— What the task requires —
Copy out the whole listing below exactly.
Source material START
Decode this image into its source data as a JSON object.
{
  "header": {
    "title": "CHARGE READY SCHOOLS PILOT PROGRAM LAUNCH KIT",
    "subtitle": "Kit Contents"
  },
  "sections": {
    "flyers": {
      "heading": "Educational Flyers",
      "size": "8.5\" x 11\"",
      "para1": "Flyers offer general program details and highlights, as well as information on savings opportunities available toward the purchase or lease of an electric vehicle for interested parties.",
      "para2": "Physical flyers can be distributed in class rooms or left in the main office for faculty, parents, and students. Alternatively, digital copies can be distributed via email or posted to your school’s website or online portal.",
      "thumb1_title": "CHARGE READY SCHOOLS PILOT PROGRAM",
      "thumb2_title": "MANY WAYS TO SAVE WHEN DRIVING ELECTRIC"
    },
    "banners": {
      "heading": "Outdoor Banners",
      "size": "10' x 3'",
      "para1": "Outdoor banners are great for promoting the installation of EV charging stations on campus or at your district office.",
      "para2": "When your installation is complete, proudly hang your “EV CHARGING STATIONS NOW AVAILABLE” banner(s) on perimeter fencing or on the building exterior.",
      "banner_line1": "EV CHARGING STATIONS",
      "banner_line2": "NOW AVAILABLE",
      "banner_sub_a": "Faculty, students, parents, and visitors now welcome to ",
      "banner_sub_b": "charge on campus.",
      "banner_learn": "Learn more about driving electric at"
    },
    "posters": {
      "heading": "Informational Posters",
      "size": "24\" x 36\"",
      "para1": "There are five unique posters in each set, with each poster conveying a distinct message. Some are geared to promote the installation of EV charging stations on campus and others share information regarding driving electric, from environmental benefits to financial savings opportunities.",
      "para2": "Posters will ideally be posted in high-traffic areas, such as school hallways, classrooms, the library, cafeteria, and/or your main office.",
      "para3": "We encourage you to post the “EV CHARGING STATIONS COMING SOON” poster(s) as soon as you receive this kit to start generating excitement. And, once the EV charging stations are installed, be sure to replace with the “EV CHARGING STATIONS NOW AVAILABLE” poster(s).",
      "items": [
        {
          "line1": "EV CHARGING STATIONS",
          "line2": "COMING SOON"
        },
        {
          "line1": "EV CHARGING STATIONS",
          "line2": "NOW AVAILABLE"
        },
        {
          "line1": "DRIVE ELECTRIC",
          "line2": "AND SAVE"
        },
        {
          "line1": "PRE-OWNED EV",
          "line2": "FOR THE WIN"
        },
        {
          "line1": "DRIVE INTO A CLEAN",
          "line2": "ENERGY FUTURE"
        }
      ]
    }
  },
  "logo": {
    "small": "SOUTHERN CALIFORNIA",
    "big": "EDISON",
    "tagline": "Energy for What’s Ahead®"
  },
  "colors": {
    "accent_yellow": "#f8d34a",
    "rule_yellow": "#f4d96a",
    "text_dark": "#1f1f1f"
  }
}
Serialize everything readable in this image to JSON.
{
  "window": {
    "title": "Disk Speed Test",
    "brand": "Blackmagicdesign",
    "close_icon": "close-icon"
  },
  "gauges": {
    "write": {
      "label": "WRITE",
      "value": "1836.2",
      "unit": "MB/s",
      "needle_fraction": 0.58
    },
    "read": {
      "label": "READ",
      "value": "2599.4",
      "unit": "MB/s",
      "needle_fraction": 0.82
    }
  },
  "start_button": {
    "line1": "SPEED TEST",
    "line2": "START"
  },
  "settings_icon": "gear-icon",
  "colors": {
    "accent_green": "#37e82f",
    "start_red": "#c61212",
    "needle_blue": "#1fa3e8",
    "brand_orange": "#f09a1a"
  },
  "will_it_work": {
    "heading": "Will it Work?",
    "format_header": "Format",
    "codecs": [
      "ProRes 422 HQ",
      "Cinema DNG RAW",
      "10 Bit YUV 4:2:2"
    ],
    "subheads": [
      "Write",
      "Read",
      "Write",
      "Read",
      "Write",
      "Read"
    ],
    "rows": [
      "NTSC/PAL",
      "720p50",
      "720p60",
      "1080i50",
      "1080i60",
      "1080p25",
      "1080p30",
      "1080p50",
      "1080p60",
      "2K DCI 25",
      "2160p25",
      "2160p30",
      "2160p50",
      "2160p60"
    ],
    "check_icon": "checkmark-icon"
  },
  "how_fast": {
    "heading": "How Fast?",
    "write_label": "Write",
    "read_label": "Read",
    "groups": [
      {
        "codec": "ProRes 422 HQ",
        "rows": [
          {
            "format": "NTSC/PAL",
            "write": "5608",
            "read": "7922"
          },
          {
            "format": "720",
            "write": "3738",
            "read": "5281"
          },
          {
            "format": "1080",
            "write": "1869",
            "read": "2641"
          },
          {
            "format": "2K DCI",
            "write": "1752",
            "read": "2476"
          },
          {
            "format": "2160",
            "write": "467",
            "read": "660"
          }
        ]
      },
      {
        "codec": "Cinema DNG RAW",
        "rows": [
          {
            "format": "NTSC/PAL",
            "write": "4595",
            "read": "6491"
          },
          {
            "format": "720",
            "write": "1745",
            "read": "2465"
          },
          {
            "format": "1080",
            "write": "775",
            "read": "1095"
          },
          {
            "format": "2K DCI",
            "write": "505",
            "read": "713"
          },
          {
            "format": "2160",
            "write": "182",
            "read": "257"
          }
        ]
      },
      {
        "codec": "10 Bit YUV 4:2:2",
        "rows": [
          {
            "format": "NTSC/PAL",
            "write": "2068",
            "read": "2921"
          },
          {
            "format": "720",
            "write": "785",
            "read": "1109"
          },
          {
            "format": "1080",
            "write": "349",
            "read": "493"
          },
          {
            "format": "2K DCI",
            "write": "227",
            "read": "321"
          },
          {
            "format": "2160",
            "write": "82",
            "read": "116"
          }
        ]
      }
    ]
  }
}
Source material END
— Result of the task —
Decode this image into its source data as a JSON object.
{
  "header": {
    "title": "CHARGE READY SCHOOLS PILOT PROGRAM LAUNCH KIT",
    "subtitle": "Kit Contents"
  },
  "sections": {
    "flyers": {
      "heading": "Educational Flyers",
      "size": "8.5\" x 11\"",
      "para1": "Flyers offer general program details and highlights, as well as information on savings opportunities available toward the purchase or lease of an electric vehicle for interested parties.",
      "para2": "Physical flyers can be distributed in class rooms or left in the main office for faculty, parents, and students. Alternatively, digital copies can be distributed via email or posted to your school’s website or online portal.",
      "thumb1_title": "CHARGE READY SCHOOLS PILOT PROGRAM",
      "thumb2_title": "MANY WAYS TO SAVE WHEN DRIVING ELECTRIC"
    },
    "banners": {
      "heading": "Outdoor Banners",
      "size": "10' x 3'",
      "para1": "Outdoor banners are great for promoting the installation of EV charging stations on campus or at your district office.",
      "para2": "When your installation is complete, proudly hang your “EV CHARGING STATIONS NOW AVAILABLE” banner(s) on perimeter fencing or on the building exterior.",
      "banner_line1": "EV CHARGING STATIONS",
      "banner_line2": "NOW AVAILABLE",
      "banner_sub_a": "Faculty, students, parents, and visitors now welcome to ",
      "banner_sub_b": "charge on campus.",
      "banner_learn": "Learn more about driving electric at"
    },
    "posters": {
      "heading": "Informational Posters",
      "size": "24\" x 36\"",
      "para1": "There are five unique posters in each set, with each poster conveying a distinct message. Some are geared to promote the installation of EV charging stations on campus and others share information regarding driving electric, from environmental benefits to financial savings opportunities.",
      "para2": "Posters will ideally be posted in high-traffic areas, such as school hallways, classrooms, the library, cafeteria, and/or your main office.",
      "para3": "We encourage you to post the “EV CHARGING STATIONS COMING SOON” poster(s) as soon as you receive this kit to start generating excitement. And, once the EV charging stations are installed, be sure to replace with the “EV CHARGING STATIONS NOW AVAILABLE” poster(s).",
      "items": [
        {
          "line1": "EV CHARGING STATIONS",
          "line2": "COMING SOON"
        },
        {
          "line1": "EV CHARGING STATIONS",
          "line2": "NOW AVAILABLE"
        },
        {
          "line1": "DRIVE ELECTRIC",
          "line2": "AND SAVE"
        },
        {
          "line1": "PRE-OWNED EV",
          "line2": "FOR THE WIN"
        },
        {
          "line1": "DRIVE INTO A CLEAN",
          "line2": "ENERGY FUTURE"
        }
      ]
    }
  },
  "logo": {
    "small": "SOUTHERN CALIFORNIA",
    "big": "EDISON",
    "tagline": "Energy for What’s Ahead®"
  },
  "colors": {
    "accent_yellow": "#f8d34a",
    "rule_yellow": "#f4d96a",
    "text_dark": "#1f1f1f"
  }
}
Serialize everything readable in this image to JSON.
{
  "window": {
    "title": "Disk Speed Test",
    "brand": "Blackmagicdesign",
    "close_icon": "close-icon"
  },
  "gauges": {
    "write": {
      "label": "WRITE",
      "value": "1836.2",
      "unit": "MB/s",
      "needle_fraction": 0.58
    },
    "read": {
      "label": "READ",
      "value": "2599.4",
      "unit": "MB/s",
      "needle_fraction": 0.82
    }
  },
  "start_button": {
    "line1": "SPEED TEST",
    "line2": "START"
  },
  "settings_icon": "gear-icon",
  "colors": {
    "accent_green": "#37e82f",
    "start_red": "#c61212",
    "needle_blue": "#1fa3e8",
    "brand_orange": "#f09a1a"
  },
  "will_it_work": {
    "heading": "Will it Work?",
    "format_header": "Format",
    "codecs": [
      "ProRes 422 HQ",
      "Cinema DNG RAW",
      "10 Bit YUV 4:2:2"
    ],
    "subheads": [
      "Write",
      "Read",
      "Write",
      "Read",
      "Write",
      "Read"
    ],
    "rows": [
      "NTSC/PAL",
      "720p50",
      "720p60",
      "1080i50",
      "1080i60",
      "1080p25",
      "1080p30",
      "1080p50",
      "1080p60",
      "2K DCI 25",
      "2160p25",
      "2160p30",
      "2160p50",
      "2160p60"
    ],
    "check_icon": "checkmark-icon"
  },
  "how_fast": {
    "heading": "How Fast?",
    "write_label": "Write",
    "read_label": "Read",
    "groups": [
      {
        "codec": "ProRes 422 HQ",
        "rows": [
          {
            "format": "NTSC/PAL",
            "write": "5608",
            "read": "7922"
          },
          {
            "format": "720",
            "write": "3738",
            "read": "5281"
          },
          {
            "format": "1080",
            "write": "1869",
            "read": "2641"
          },
          {
            "format": "2K DCI",
            "write": "1752",
            "read": "2476"
          },
          {
            "format": "2160",
            "write": "467",
            "read": "660"
          }
        ]
      },
      {
        "codec": "Cinema DNG RAW",
        "rows": [
          {
            "format": "NTSC/PAL",
            "write": "4595",
            "read": "6491"
          },
          {
            "format": "720",
            "write": "1745",
            "read": "2465"
          },
          {
            "format": "1080",
            "write": "775",
            "read": "1095"
          },
          {
            "format": "2K DCI",
            "write": "505",
            "read": "713"
          },
          {
            "format": "2160",
            "write": "182",
            "read": "257"
          }
        ]
      },
      {
        "codec": "10 Bit YUV 4:2:2",
        "rows": [
          {
            "format": "NTSC/PAL",
            "write": "2068",
            "read": "2921"
          },
          {
            "format": "720",
            "write": "785",
            "read": "1109"
          },
          {
            "format": "1080",
            "write": "349",
            "read": "493"
          },
          {
            "format": "2K DCI",
            "write": "227",
            "read": "321"
          },
          {
            "format": "2160",
            "write": "82",
            "read": "116"
          }
        ]
      }
    ]
  }
}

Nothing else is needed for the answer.